The Church’s denial of any responsibility for contributing to the problem of teenage pregnancies is a result of pervasive clericalism enabled by a culture of deference to clergy and an idealized view of the Philippines as a Catholic nation. In his essay, “People of God, People of the Nation: Official Catholic Discourse on Nation and Nationalism,” Jose Mario Francisco analyzed the statements of the Catholic Bishops’ Conference of the Philippines on nationhood. He drew out an underlying “imaginary of the Philippines as a Catholic nation” from their documents. The bishops’ statements identified being “Filipino” with being a Catholic, even if twenty percent (over 20 million) of the population belong to other religious traditions and many Catholics do not agree with or follow church teachings. The fact that the country has a majority catholic population embolden the bishops’ conference to presume that it can dictate what is best for all Filipinos without considering empirical data or voices that disagreed with them. Their long history of wielding a disproportionate influence on the country’s political life gives them the audacity to insist that the government bend national policies to conform with catholic moral teachings. Clericalism convinces our church leaders that they are always right on matters of sexuality. This form of pastoral blindness prevents the country’s bishops from adequately considering the complicated lives of young people who struggle to make responsible life decisions.

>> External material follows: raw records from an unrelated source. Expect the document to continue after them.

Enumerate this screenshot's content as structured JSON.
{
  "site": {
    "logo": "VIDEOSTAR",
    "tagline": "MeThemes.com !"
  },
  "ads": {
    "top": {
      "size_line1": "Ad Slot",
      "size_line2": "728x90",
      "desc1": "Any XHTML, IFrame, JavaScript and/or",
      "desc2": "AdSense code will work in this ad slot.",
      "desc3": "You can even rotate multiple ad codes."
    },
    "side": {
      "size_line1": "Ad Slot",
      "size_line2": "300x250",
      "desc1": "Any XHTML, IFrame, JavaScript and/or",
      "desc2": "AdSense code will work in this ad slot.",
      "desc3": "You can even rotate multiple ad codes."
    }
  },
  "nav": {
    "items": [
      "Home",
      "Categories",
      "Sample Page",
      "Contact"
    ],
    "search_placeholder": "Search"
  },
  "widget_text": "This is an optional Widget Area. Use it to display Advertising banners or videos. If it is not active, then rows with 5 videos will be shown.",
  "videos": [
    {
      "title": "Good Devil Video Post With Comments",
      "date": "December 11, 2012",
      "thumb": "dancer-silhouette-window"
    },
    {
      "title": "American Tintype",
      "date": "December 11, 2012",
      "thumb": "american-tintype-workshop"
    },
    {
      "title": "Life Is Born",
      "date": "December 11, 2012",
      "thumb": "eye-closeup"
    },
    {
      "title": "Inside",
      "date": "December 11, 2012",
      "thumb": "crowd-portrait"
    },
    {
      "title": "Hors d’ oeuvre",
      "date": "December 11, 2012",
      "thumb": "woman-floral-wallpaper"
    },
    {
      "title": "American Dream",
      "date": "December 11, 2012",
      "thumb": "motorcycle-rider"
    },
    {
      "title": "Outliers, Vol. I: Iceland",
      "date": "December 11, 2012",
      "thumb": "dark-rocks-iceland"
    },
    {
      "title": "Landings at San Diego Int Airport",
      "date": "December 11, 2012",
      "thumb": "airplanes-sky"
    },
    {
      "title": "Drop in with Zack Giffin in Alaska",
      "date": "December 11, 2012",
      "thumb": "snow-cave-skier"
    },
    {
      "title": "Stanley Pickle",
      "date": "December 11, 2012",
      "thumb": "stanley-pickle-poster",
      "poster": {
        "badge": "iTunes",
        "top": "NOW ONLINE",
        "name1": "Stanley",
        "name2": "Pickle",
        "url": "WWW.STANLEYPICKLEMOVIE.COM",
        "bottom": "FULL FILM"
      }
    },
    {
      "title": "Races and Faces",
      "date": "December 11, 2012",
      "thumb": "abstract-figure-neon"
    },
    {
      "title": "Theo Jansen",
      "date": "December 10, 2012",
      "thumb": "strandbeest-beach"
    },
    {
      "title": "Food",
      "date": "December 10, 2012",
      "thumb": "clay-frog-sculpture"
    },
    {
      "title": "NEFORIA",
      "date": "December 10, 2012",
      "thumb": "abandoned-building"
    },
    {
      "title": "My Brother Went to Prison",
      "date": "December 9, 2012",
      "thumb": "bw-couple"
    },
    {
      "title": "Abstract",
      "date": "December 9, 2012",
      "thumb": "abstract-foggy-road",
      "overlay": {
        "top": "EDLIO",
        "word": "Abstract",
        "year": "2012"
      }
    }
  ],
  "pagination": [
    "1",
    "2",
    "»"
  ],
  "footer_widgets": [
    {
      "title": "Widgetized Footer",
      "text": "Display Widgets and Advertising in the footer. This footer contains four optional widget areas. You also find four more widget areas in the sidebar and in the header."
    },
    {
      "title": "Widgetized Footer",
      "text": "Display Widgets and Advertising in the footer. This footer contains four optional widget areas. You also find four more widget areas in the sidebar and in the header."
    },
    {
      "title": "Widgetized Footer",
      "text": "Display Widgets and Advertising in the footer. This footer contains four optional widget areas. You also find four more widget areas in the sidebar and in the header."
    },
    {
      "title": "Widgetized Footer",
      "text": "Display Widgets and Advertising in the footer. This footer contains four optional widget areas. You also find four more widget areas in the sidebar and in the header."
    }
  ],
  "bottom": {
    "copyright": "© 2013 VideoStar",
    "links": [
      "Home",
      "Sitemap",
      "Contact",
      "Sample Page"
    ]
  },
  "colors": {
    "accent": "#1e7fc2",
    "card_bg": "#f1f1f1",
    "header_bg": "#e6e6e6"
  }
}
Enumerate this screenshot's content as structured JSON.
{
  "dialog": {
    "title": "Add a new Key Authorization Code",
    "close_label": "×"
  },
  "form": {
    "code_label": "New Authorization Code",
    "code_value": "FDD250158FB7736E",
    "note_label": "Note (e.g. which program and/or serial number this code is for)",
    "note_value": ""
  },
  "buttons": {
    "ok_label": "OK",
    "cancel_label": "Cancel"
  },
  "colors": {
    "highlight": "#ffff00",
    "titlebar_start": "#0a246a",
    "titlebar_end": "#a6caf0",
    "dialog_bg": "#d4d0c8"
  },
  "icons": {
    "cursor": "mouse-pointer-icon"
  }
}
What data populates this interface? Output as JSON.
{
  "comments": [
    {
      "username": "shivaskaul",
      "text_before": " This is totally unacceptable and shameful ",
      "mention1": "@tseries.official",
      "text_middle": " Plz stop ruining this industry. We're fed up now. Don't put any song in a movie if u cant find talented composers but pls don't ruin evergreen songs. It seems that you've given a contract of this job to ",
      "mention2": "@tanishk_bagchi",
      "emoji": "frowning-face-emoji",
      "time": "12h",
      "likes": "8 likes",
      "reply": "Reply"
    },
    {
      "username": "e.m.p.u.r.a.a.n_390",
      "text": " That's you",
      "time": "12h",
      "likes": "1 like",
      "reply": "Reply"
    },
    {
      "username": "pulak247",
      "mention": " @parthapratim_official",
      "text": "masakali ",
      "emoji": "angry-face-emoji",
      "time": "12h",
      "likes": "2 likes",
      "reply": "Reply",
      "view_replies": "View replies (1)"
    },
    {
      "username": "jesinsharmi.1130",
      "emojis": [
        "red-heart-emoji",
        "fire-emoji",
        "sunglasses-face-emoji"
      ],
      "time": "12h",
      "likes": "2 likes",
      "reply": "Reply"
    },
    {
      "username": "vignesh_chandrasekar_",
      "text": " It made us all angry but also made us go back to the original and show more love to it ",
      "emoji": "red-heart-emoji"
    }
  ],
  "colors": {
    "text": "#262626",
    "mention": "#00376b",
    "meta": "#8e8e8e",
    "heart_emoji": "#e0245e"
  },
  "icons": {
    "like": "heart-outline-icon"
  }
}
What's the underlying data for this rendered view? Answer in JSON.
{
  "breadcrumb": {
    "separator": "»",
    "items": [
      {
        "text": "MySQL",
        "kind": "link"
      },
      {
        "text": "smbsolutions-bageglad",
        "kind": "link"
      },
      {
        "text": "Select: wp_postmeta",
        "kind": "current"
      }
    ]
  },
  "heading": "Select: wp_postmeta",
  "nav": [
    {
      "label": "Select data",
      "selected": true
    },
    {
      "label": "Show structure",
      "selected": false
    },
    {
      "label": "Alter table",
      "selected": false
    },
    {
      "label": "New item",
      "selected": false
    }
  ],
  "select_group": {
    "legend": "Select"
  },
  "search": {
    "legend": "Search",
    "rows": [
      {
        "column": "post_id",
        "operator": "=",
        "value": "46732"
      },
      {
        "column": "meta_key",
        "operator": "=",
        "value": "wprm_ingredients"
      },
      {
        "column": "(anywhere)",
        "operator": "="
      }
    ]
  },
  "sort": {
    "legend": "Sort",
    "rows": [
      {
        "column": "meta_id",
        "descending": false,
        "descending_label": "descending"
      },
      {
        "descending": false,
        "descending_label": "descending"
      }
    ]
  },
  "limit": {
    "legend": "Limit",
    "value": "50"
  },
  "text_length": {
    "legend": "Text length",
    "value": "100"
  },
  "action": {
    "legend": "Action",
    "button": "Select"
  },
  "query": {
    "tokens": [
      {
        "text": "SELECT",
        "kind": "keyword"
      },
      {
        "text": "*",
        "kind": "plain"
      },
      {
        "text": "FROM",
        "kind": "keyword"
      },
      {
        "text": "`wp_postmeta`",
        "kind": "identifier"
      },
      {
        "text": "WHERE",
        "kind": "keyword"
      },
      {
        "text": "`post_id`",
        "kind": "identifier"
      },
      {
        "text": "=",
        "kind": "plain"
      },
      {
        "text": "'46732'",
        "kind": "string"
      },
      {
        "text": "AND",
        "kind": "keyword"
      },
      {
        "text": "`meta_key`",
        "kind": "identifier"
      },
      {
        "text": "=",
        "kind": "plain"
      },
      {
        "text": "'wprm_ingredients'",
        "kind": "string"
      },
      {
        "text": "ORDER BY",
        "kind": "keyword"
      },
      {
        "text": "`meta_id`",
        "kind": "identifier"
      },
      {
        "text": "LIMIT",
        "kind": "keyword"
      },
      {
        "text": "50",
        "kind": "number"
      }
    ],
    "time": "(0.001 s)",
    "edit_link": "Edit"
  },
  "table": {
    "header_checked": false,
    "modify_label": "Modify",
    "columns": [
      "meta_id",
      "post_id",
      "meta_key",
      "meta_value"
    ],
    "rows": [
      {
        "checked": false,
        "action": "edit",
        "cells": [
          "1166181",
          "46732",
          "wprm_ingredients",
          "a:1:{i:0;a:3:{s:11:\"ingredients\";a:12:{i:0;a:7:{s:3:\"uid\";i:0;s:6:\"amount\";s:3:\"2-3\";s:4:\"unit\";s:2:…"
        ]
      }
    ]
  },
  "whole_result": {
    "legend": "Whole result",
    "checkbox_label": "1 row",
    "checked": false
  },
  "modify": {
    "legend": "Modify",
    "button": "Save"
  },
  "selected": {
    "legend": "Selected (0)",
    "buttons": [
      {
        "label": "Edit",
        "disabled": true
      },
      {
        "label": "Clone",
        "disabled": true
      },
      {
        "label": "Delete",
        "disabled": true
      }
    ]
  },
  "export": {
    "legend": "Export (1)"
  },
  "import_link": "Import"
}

This year, the Philippines celebrates the 500th anniversary of the arrival of Christianity and the start of the “Year of the Amoris Laetitia Family.” This will be an appropriate time for church leaders to make a humble and honest examination of their pastoral responses to the challenges faced by the youth. If they do so, they will realize that behind all the institutional hubris and pride, they have failed to be good shepherds to countless young people affected by early pregnancy. May our bishops hear the Spirit’s call to repentance, conversion, and decisive action so that they can be freed from the blinders of clericalism and be able to respond sensitively to the needs of our country’s youth.
 Jose Mario C. Francisco, “People of God, People of the Nation: Official Catholic Discourse on Nation and Nationalism,” Philippine Studies 62, Nos. 3-4 (2014) 341-375.